“Sources of law in terms of nationality: Provisions concerning Moroccan nationality are determined by law and eventually by ratified and published international treaties or agreements. Provisions of ratified and published treaties or international agreements take precedence over internal laws”

Everyone has the right to freedom of movement and residence within the borders of each State.
Everyone has the right to leave any country, including his own, and to return to his country.

Everyone has the right to freedom of opinion and expression; this right includes freedom to hold opinions without interference and to seek, receive and impart information and ideas through any media and regardless of frontiers.

On 04/02/2009, the European court of Human Rights held that there had been a violation of Article 10 (freedom of expression)  when the Portuguese authorities decided to prohibit the ship Borndiep, which had been chartered with a view to staging activities promoting the decriminalisation of abortion, from entering Portuguese territorial waters.

Everyone has the right to freedom of peaceful assembly and association.
No one may be compelled to belong to an association.

 In its Judgement No. 1413 of 23 May 2007, the Casablanca Appeal Court cited the above-mentioned Supreme Court judgement in support of its ruling, noting “that the international convention constitutes a special norm that has primacy over domestic law - specifically, in the instant case, the Personal Status Code and the Family Code, which have the status of a general norm - in accordance with the principle of the primacy of such conventions, which was reaffirmed by the Supreme Court in its Judgement No. 754 of 19 May 1999”.

5- Morocco also violated Section 3 of the United nations convention on the laws of the sea




Right of innocent passage

Subject to this Convention, ships of all States, whether coastal or land-locked, enjoy the right of innocent passage through the territorial sea.


Meaning of passage

1. Passage means navigation through the territorial sea for the purpose of:

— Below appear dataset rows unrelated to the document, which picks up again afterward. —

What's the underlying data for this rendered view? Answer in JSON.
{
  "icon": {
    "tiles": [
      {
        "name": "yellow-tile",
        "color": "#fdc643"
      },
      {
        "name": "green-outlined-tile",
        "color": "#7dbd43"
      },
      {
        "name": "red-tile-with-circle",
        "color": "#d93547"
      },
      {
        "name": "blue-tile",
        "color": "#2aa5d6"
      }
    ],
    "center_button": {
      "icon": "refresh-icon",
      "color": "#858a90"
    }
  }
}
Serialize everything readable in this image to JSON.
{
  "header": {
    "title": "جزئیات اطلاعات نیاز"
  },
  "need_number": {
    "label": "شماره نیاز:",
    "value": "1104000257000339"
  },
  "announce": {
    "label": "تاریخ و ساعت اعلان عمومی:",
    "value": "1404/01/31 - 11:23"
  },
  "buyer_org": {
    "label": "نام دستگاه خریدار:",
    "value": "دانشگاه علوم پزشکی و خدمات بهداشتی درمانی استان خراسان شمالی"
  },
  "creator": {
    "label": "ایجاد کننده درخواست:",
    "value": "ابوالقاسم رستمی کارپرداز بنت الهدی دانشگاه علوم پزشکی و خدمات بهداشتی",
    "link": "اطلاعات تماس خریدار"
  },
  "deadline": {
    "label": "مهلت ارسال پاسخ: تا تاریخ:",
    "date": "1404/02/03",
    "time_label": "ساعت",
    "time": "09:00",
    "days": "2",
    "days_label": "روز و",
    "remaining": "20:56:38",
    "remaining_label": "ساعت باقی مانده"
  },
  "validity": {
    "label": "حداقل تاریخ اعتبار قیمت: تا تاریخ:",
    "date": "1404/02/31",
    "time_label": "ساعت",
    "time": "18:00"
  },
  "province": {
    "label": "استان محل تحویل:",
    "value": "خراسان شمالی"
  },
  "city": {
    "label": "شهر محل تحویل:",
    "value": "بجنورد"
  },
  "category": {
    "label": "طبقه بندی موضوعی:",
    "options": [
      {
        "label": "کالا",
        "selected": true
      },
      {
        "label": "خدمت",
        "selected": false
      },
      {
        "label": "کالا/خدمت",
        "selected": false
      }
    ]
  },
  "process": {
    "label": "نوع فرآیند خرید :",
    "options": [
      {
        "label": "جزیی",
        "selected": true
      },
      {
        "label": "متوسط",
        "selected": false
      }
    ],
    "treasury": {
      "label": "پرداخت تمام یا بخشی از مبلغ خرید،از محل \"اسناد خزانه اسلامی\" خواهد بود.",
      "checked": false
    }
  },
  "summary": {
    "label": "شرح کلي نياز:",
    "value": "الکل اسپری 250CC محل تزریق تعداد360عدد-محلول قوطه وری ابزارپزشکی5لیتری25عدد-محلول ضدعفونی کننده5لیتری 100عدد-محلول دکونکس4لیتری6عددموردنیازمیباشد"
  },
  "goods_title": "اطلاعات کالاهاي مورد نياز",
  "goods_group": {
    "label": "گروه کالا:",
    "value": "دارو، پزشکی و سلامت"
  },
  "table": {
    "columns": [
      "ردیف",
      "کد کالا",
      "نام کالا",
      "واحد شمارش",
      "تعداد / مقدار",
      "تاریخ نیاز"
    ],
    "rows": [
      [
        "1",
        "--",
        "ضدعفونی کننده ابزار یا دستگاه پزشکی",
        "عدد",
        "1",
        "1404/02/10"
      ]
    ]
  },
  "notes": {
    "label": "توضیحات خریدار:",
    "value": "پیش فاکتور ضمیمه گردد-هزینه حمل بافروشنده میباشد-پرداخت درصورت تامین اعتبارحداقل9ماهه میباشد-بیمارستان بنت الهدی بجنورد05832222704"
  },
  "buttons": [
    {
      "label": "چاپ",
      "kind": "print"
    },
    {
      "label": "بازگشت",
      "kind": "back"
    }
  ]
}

(a) traversing that sea without entering internal waters or calling at a roadstead or port facility outside internal waters; or

(b) proceeding to or from internal waters or a call at such roadstead or port facility.

2. Passage shall be continuous and expeditious. However, passage includes stopping and anchoring, but only in so far as the same are incidental to ordinary navigation or are rendered necessary by force majeure or distress or for the purpose of rendering assistance to persons, ships or aircraft in danger or distress.


Meaning of innocent passage

1. Passage is innocent so long as it is not prejudicial to the peace, good order or security of the coastal State. Such passage shall take place in conformity with this Convention and with other rules of international law.

2. Passage of a foreign ship shall be considered to be prejudicial to the peace, good order or security of the coastal State if in the territorial sea it engages in any of the following activities:

(a) any threat or use of force against the sovereignty, territorial integrity or political independence of the coastal State, or in any other manner in violation of the principles of international law embodied in the Charter of the United Nations;

(b) any exercise or practice with weapons of any kind;

(c) any act aimed at collecting information to the prejudice of the defence or security of the coastal State;

(d) any act of propaganda aimed at affecting the defence or security of the coastal State;

(e) the launching, landing or taking on board of any aircraft;

(f) the launching, landing or taking on board of any military device;

(g) the loading or unloading of any commodity, currency or person contrary to the customs, fiscal, immigration or sanitary laws and regulations of the coastal State;

(h) any act of wilful and serious pollution contrary to this Convention;

(i) any fishing activities;

(j) the carrying out of research or survey activities;

(k) any act aimed at interfering with any systems of communication or any other facilities or installations of the coastal State;

(l) any other activity not having a direct bearing on passage.

Abortion ship Morocco 2012

MALI (alternative movement for individual liberties) invited Women on Waves to…